Nancy Turnbull: Health cooperatives were just authorized in Chapter 288 and are not up and running yet, so no small businesses have saved any money from this approach. And it’s not sure that such cooperatives will result in lower premiums. If they do, it’s quite likely that savings for the cooperatives will come at the expense of higher premiums for other small employers and individuals, which is why many health policy people and consumer groups opposed this provision of the legislation, including me.

Jon Hurst: The cooperatives legislation is a reform the small business community has pushed hard for ever since mandated health insurance passed in 2006. And for good reason. Small businesses have been hammered with 73% increases (about 3 X the rate of big business & big government) since the law passed, and that doesn’t include the increased out of pocket deductible and co-pay costs which have ballooned during this recession. The cooperatives still need implementing regulations which will determine whether small businesses will indeed have equal rights with big employers, allowing them to use cost saving tools including self insurance and more flexible rating systems to encourage wellness and better choices among providers. The legislation was certainly a political compromise and will in fact only allow 85,000 lives to join the cooperatives—representing 10% of the merged marketplace. Perhaps the most important outcome of the cooperatives effort will be whether the results show that the antiquated community rating system used in Massachusetts for groups of 50 and under is indeed discriminatory, as well as counterproductive to the important goals of achieving a healthier and more educated consumer of health care services. Continue reading

Daily Rounds: Depression Guidelines; Paying Docs; Hospital Art; Baker Channels His Feminine Side

Medical News: Debate Over, New Depression Guideline Out – in Psychiatry, Depression from MedPage Today “The American Psychiatric Association hadn't updated guidelines for treatment of major depression since 2000, and now, after five years on the drawing board, the APA finally unveiled new guidelines that are so purposefully vague as to raise questions about their usefulness.” (medpagetoday.com)

Doctor and Patient – Paying Doctors for Patient Performance – NYTimes.com “Researchers from the Massachusetts General Hospital in Boston and Harvard Medical School have found that whom doctors care for can have as much of an influence on pay-for-performance rankings as what those doctors do.” (The New York Times)

Rx Art For Hospitals: Just What The Curator Ordered | WBUR & NPR “In Boston, artist John Monti has covered the walls of a children's hospital with flower-like 3-D patterns. In Oak Lawn, Ill., pop artist Jeff Koons has put monkey faces on a CT scanner.
And in New York, artist Jason Middlebrook has painted a glorious abundance of flowers and seeds in the Bone Marrow Transplant Unit at Mount Sinai Hospital.” (WBUR | 90.9 FM)

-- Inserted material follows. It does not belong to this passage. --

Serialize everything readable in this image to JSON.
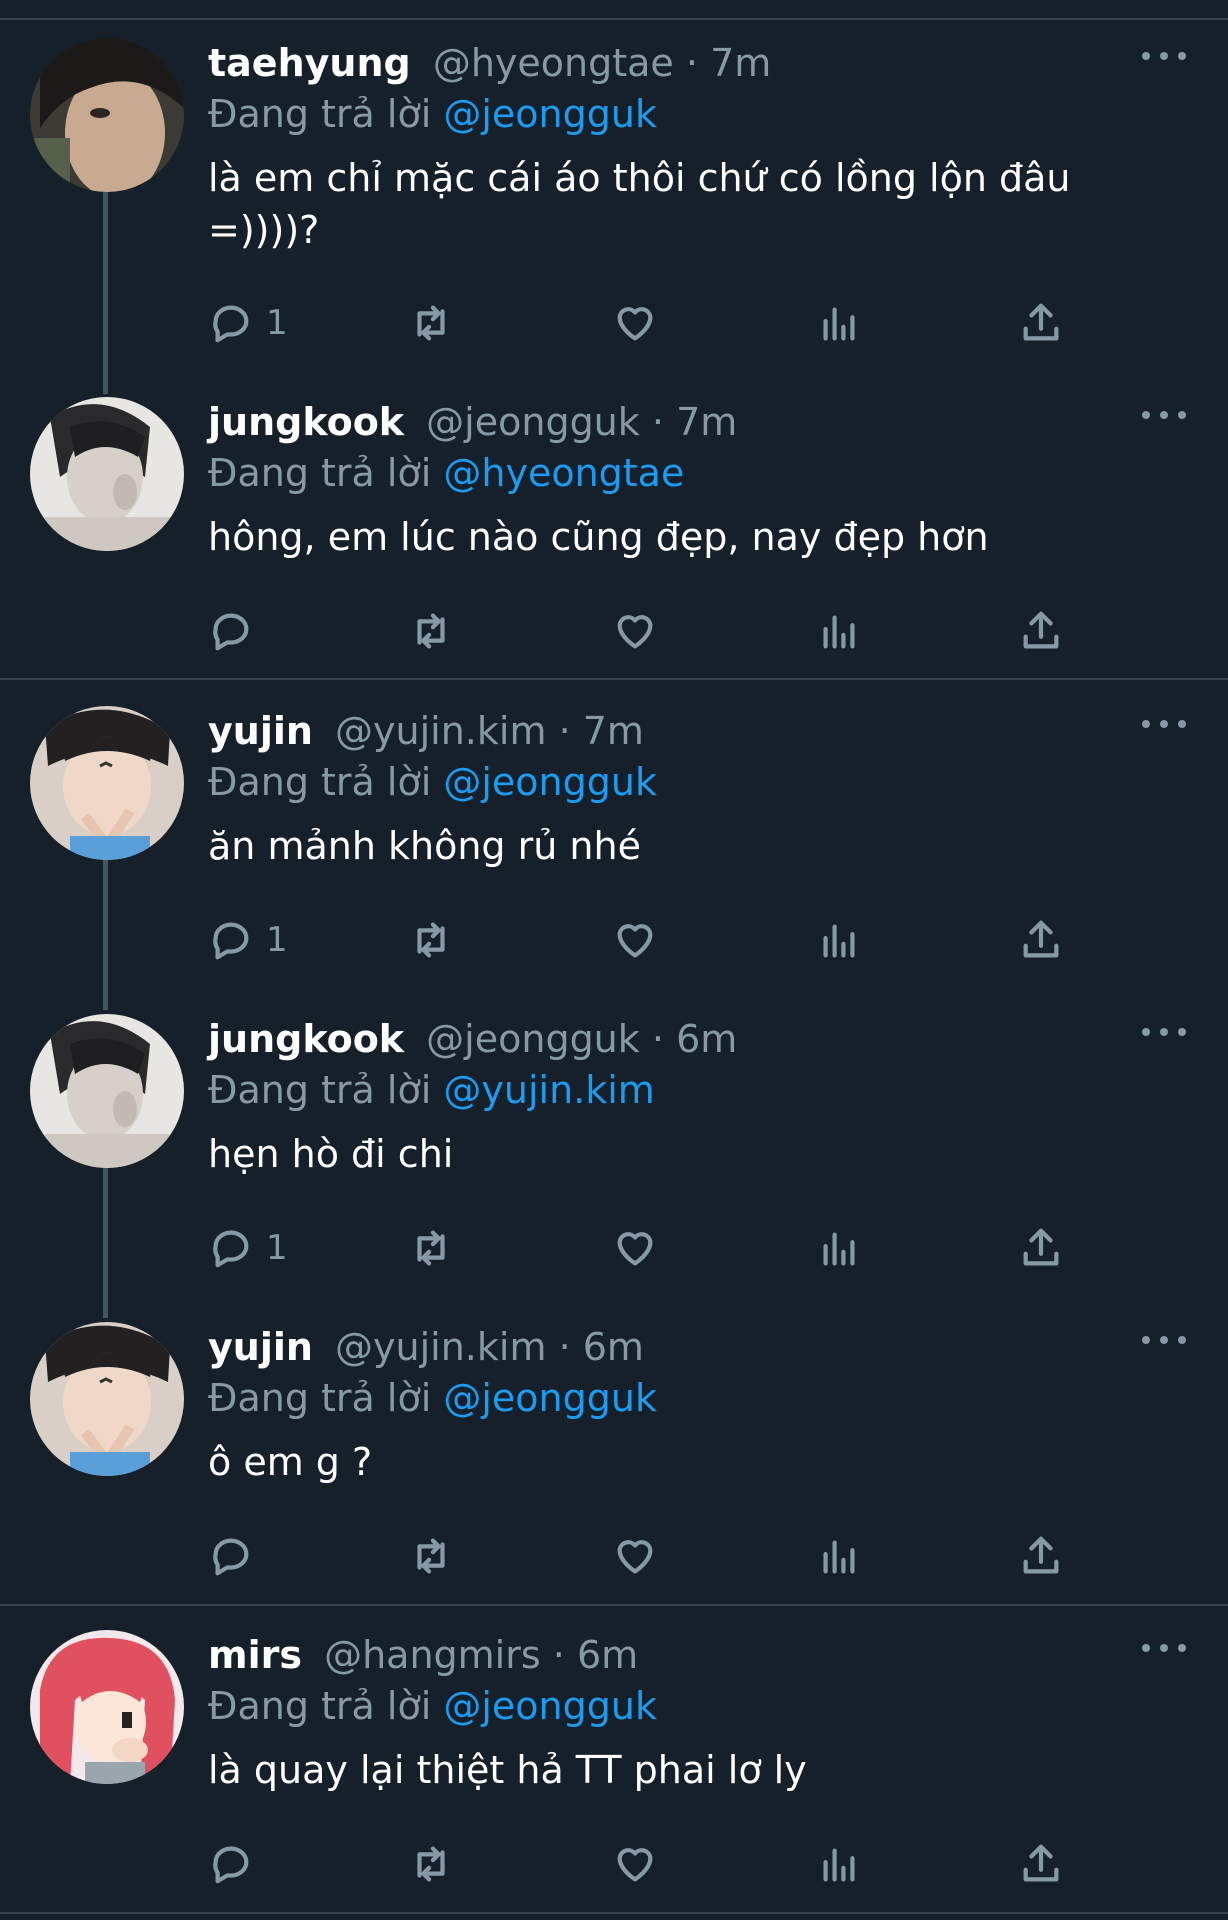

Baker takes time out to show a softer side – The Boston Globe Baker is seeking to improve his likability rating among women. “I’m not a complicated guy,’’ Baker, clutching a microphone with his shirtsleeves rolled up, told the audience at Benjamin Franklin Institute of Technology in Boston. “I go to my kid’s football games. I go to my daughter’s shows. And I just sit there and cry when she sings.’’ (Boston Globe)

Opponent Of Embryonic Stem Cell Research Back In Spotlight

James Sherley

Photo/MIT

James Sherley

James Sherley has finally gotten his way.

Remember Sherley? He’s the former MIT associate professor who went on a hunger strike in 2007 because he was denied tenure — and claimed the decision was based on the fact that he’s black.

Well, Sherley is also an outspoken critic of embryonic stem cell research and opposes abortion, according to reports (he uses adult stem cells in his own research). And, as it turns out, he’s one of the remaining plaintiffs in the lawsuit that at least temporarily blocked President Obama’s executive order that allowed expanded embryonic stem cell research. Today’s ruling, which says that the president’s order violates a ban on using federal funds to destroy embryos, could render all embryonic stem cell research illegal, according to The New York Times.

Sherley, a biological engineer, now works at the Boston Biomedical Research Institute. I tried him by phone and email, but didn’t get a response.